The invention of the dischi volanti (meaning flying saucer in English) pasta shape is recent, dating back to the early post-war years, to what is considered to be the first UFO sighting of the modern era.
On 24 June 1947, on board his plane, the private American pilot Kenneth Arnold stated that he had seen a series of nine unidentified flying objects flying over Mount Rainier, Washington in the United States. It was highly publicised in the international press, leading to the popularisation of the term “flying saucer” to describe the phenomenon. Shortly afterwards, the pasta factories began to create dies for the production of the now indispensable pasta shape.
This sighting was followed by another one on 27 October 1954 in Florence, above the Cathedral of Santa Maria del Fiore and the municipal stadium during the friendly match between Fiorentina and Pistoiese.
Just four months later, Renzo Fabbri (third generation and owner of the company) acquired his own die from the company Garibaldo Ricciarelli, which still allows us to make our dischi volanti pasta today.

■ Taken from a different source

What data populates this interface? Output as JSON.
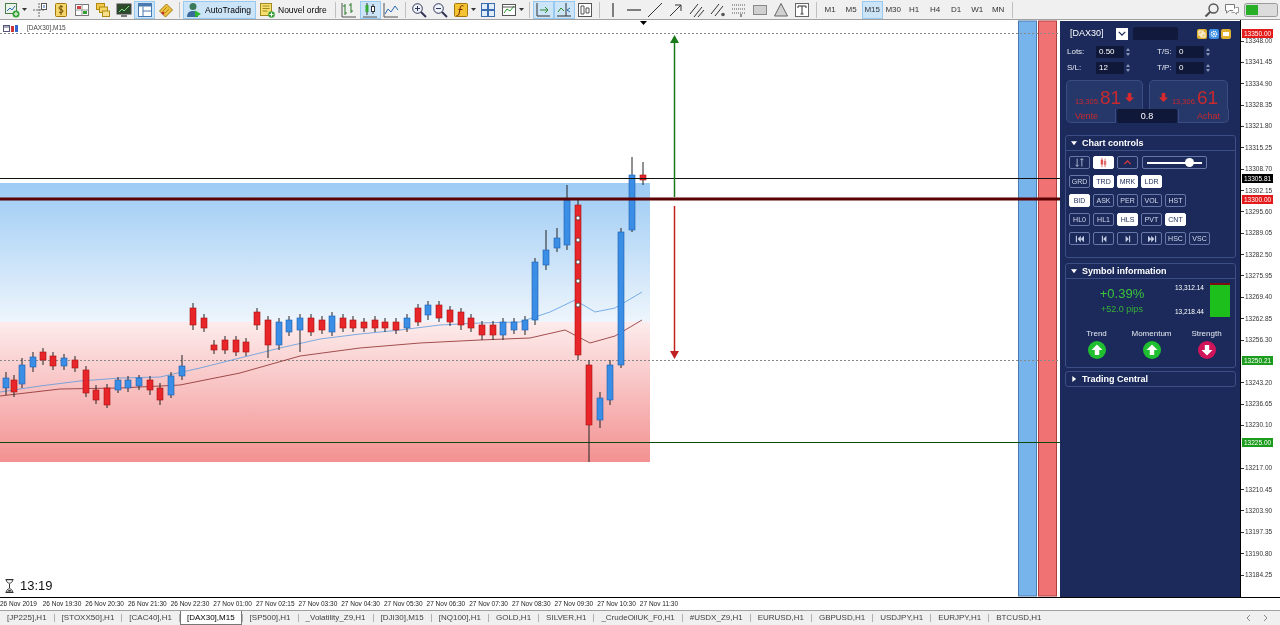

The round and twisted shape of the dischi volanti, which open slightly during cooking, allows them to hold a great amount of sauce and make it an ideal shape for creamy condiments. For example, they pair wonderfully with butter and sage, with pesto (either Genoese or its Tuscan variant with lacinato kale) or even with broccoli rabe.